You can craft an appeal like this – Thank you so much for your donation of $50 last year. Could you help us out a little more this time with a gift of $75 or even $100? This way we can help more homeless families find housing.

Also, giving donors the amount of their last gift helps them out. Donors are busy and give to other organizations besides yours. They may not remember what they’ve given before.

Although, even if you ask for an upgrade, it may not happen if you ignore your donors or only blast them with appeals. You need to practice good donor relations, too.

Top 10 Ways to Upgrade Nonprofit Donors

And let’s stop sending Dear Friend letters, as well. You’re not being a good friend if you don’t even use your donors’ names.

Yes, this will take more time, but it’s worth the investment. So is a good database to help you with this. Your donors will feel appreciated and may give you more money.

Generic language is uninspiring and confusing

If you’re bombarding your donors with vague, generic language or jargon, you’re going to bore and/or confuse them pretty quickly. Most of your donors don’t have a medical or social services background. They don’t use terms like food insecurity, at-risk populations, and underserved communities and neither should you.

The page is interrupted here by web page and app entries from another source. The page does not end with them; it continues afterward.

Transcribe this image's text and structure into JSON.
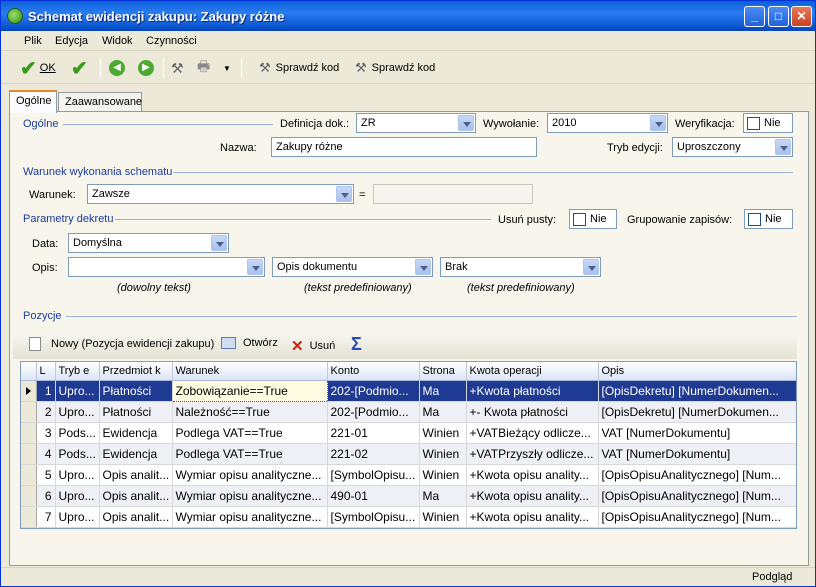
{
  "window": {
    "title": "Schemat ewidencji zakupu: Zakupy różne"
  },
  "menu": [
    "Plik",
    "Edycja",
    "Widok",
    "Czynności"
  ],
  "toolbar": {
    "ok_label": "OK",
    "check_code_1": "Sprawdź kod",
    "check_code_2": "Sprawdź kod"
  },
  "tabs": [
    "Ogólne",
    "Zaawansowane"
  ],
  "general": {
    "section_label": "Ogólne",
    "definition_label": "Definicja dok.:",
    "definition_value": "ZR",
    "call_label": "Wywołanie:",
    "call_value": "2010",
    "verification_label": "Weryfikacja:",
    "verification_value": "Nie",
    "name_label": "Nazwa:",
    "name_value": "Zakupy różne",
    "edit_mode_label": "Tryb edycji:",
    "edit_mode_value": "Uproszczony"
  },
  "condition": {
    "section_label": "Warunek wykonania schematu",
    "condition_label": "Warunek:",
    "condition_value": "Zawsze",
    "equals": "="
  },
  "decree": {
    "section_label": "Parametry dekretu",
    "remove_empty_label": "Usuń pusty:",
    "remove_empty_value": "Nie",
    "grouping_label": "Grupowanie zapisów:",
    "grouping_value": "Nie",
    "date_label": "Data:",
    "date_value": "Domyślna",
    "desc_label": "Opis:",
    "desc_value_1": "",
    "desc_value_2": "Opis dokumentu",
    "desc_value_3": "Brak",
    "hint_1": "(dowolny tekst)",
    "hint_2": "(tekst predefiniowany)",
    "hint_3": "(tekst predefiniowany)"
  },
  "positions": {
    "section_label": "Pozycje",
    "new_label": "Nowy (Pozycja ewidencji zakupu)",
    "open_label": "Otwórz",
    "delete_label": "Usuń",
    "sum_icon": "sigma-icon"
  },
  "grid": {
    "columns": [
      "L",
      "Tryb e",
      "Przedmiot k",
      "Warunek",
      "Konto",
      "Strona",
      "Kwota operacji",
      "Opis"
    ],
    "rows": [
      [
        "1",
        "Upro...",
        "Płatności",
        "Zobowiązanie==True",
        "202-[Podmio...",
        "Ma",
        "+Kwota płatności",
        "[OpisDekretu] [NumerDokumen..."
      ],
      [
        "2",
        "Upro...",
        "Płatności",
        "Należność==True",
        "202-[Podmio...",
        "Ma",
        "+- Kwota płatności",
        "[OpisDekretu] [NumerDokumen..."
      ],
      [
        "3",
        "Pods...",
        "Ewidencja",
        "Podlega VAT==True",
        "221-01",
        "Winien",
        "+VATBieżący odlicze...",
        "VAT [NumerDokumentu]"
      ],
      [
        "4",
        "Pods...",
        "Ewidencja",
        "Podlega VAT==True",
        "221-02",
        "Winien",
        "+VATPrzyszły odlicze...",
        "VAT [NumerDokumentu]"
      ],
      [
        "5",
        "Upro...",
        "Opis analit...",
        "Wymiar opisu analityczne...",
        "[SymbolOpisu...",
        "Winien",
        "+Kwota opisu anality...",
        "[OpisOpisuAnalitycznego] [Num..."
      ],
      [
        "6",
        "Upro...",
        "Opis analit...",
        "Wymiar opisu analityczne...",
        "490-01",
        "Ma",
        "+Kwota opisu anality...",
        "[OpisOpisuAnalitycznego] [Num..."
      ],
      [
        "7",
        "Upro...",
        "Opis analit...",
        "Wymiar opisu analityczne...",
        "[SymbolOpisu...",
        "Winien",
        "+Kwota opisu anality...",
        "[OpisOpisuAnalitycznego] [Num..."
      ]
    ]
  },
  "status": {
    "text": "Podgląd"
  }
}
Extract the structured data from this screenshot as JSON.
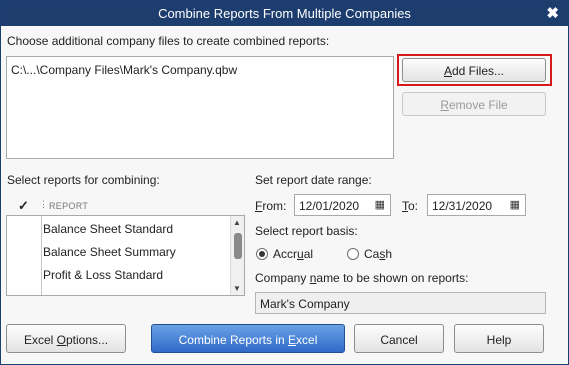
{
  "window": {
    "title": "Combine Reports From Multiple Companies",
    "close_glyph": "✖"
  },
  "files": {
    "label": "Choose additional company files to create combined reports:",
    "items": [
      "C:\\...\\Company Files\\Mark's Company.qbw"
    ],
    "add_button": {
      "before": "",
      "mnemonic": "A",
      "after": "dd Files..."
    },
    "remove_button": {
      "before": "",
      "mnemonic": "R",
      "after": "emove File"
    }
  },
  "reports": {
    "label": "Select reports for combining:",
    "check_header": "✓",
    "column_header": "REPORT",
    "items": [
      "Balance Sheet Standard",
      "Balance Sheet Summary",
      "Profit & Loss Standard"
    ]
  },
  "date_range": {
    "label": "Set report date range:",
    "from": {
      "mnemonic": "F",
      "after": "rom:",
      "value": "12/01/2020"
    },
    "to": {
      "mnemonic": "T",
      "after": "o:",
      "value": "12/31/2020"
    }
  },
  "basis": {
    "label": "Select report basis:",
    "accrual": {
      "before": "Accr",
      "mnemonic": "u",
      "after": "al",
      "selected": true
    },
    "cash": {
      "before": "Ca",
      "mnemonic": "s",
      "after": "h",
      "selected": false
    }
  },
  "company_name": {
    "label_before": "Company ",
    "label_mnemonic": "n",
    "label_after": "ame to be shown on reports:",
    "value": "Mark's Company"
  },
  "buttons": {
    "excel_options": {
      "before": "Excel ",
      "mnemonic": "O",
      "after": "ptions..."
    },
    "combine": {
      "before": "Combine Reports in ",
      "mnemonic": "E",
      "after": "xcel"
    },
    "cancel": "Cancel",
    "help": "Help"
  },
  "colors": {
    "titlebar": "#1c3d6e",
    "highlight": "#d61a1a",
    "primary_button": "#2f6ac8"
  },
  "icons": {
    "calendar": "calendar-icon",
    "close": "close-icon"
  }
}
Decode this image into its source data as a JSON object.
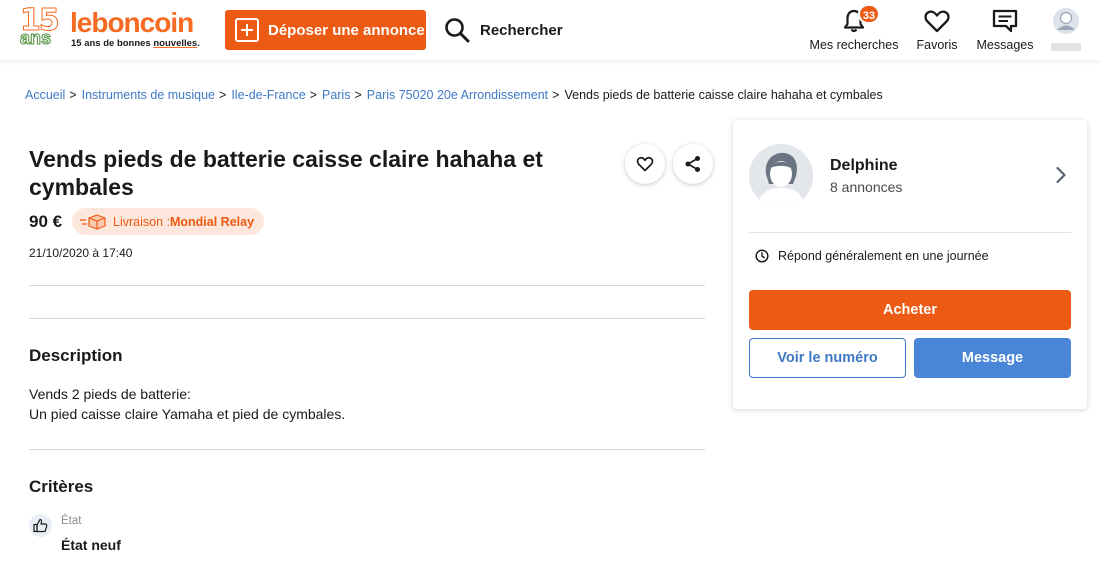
{
  "header": {
    "logo": {
      "number": "15",
      "ans": "ans",
      "wordmark": "leboncoin",
      "tagline_prefix": "15 ans de bonnes ",
      "tagline_highlight": "nouvelles",
      "tagline_suffix": "."
    },
    "post_button_label": "Déposer une annonce",
    "search_label": "Rechercher",
    "nav": {
      "saved_searches": {
        "label": "Mes recherches",
        "badge": "33",
        "icon": "bell-icon"
      },
      "favorites": {
        "label": "Favoris",
        "icon": "heart-icon"
      },
      "messages": {
        "label": "Messages",
        "icon": "message-icon"
      },
      "account": {
        "icon": "user-avatar-icon"
      }
    }
  },
  "breadcrumb": {
    "links": [
      "Accueil",
      "Instruments de musique",
      "Ile-de-France",
      "Paris",
      "Paris 75020 20e Arrondissement"
    ],
    "separator": ">",
    "current": "Vends pieds de batterie caisse claire hahaha et cymbales"
  },
  "ad": {
    "title": "Vends pieds de batterie caisse claire hahaha et cymbales",
    "price": "90 €",
    "delivery_prefix": "Livraison : ",
    "delivery_carrier": "Mondial Relay",
    "date": "21/10/2020 à 17:40"
  },
  "description": {
    "title": "Description",
    "lines": [
      "Vends 2 pieds de batterie:",
      "Un pied caisse claire Yamaha et pied de cymbales."
    ]
  },
  "criteria": {
    "title": "Critères",
    "items": [
      {
        "label": "État",
        "value": "État neuf",
        "icon": "thumbs-up-icon"
      }
    ]
  },
  "seller": {
    "name": "Delphine",
    "ads_count": "8 annonces",
    "response_time": "Répond généralement en une journée",
    "buy_label": "Acheter",
    "phone_label": "Voir le numéro",
    "message_label": "Message"
  },
  "colors": {
    "brand_orange": "#ec5a13",
    "link_blue": "#3f79c5",
    "message_blue": "#4a86d8"
  }
}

Use language they’ll understand. Instead of talking about food insecurity, give an example of a family choosing between buying groceries and paying the heating bill. What you mean by at-risk or underserved?  Are high school students less likely to graduate on time? Do residents of a certain community not have good health care nearby? Get specific, but at the same time, keep it simple.

Deconstructing Your Jargon

Green Eggs and Ham. The quintessential primer for nonprofit donor communications.

Another way to burst past generic language and jargon is to tell stories. Most people respond better to a human-interest story than a bunch of boring statistics.

If You’re Making a Difference, You Have Stories to Tell

How you can do better

You may be between fundraising campaigns right now and have a little more time (or maybe not). If so, now is a good time to start segmenting your donors in your database, if you haven’t already done that. Also, segmenting your donors isn’t a one-time deal. Make changes if you need to. For example, some of your single-gift donors may have upgraded to monthly.

In addition, dust off those templates and freshen up your appeal letters and thank you letters. Create letter templates for different donor groups and replace your vague, generic language with something clear, conversational, and specific.

Have someone outside your organization, a friend or family member, look at your messages. Something that’s clear to you may mean nothing to others.

Take time to break free from your generic communication with something that will show your donors how much you appreciate them by recognizing who they are and giving them content they can relate to.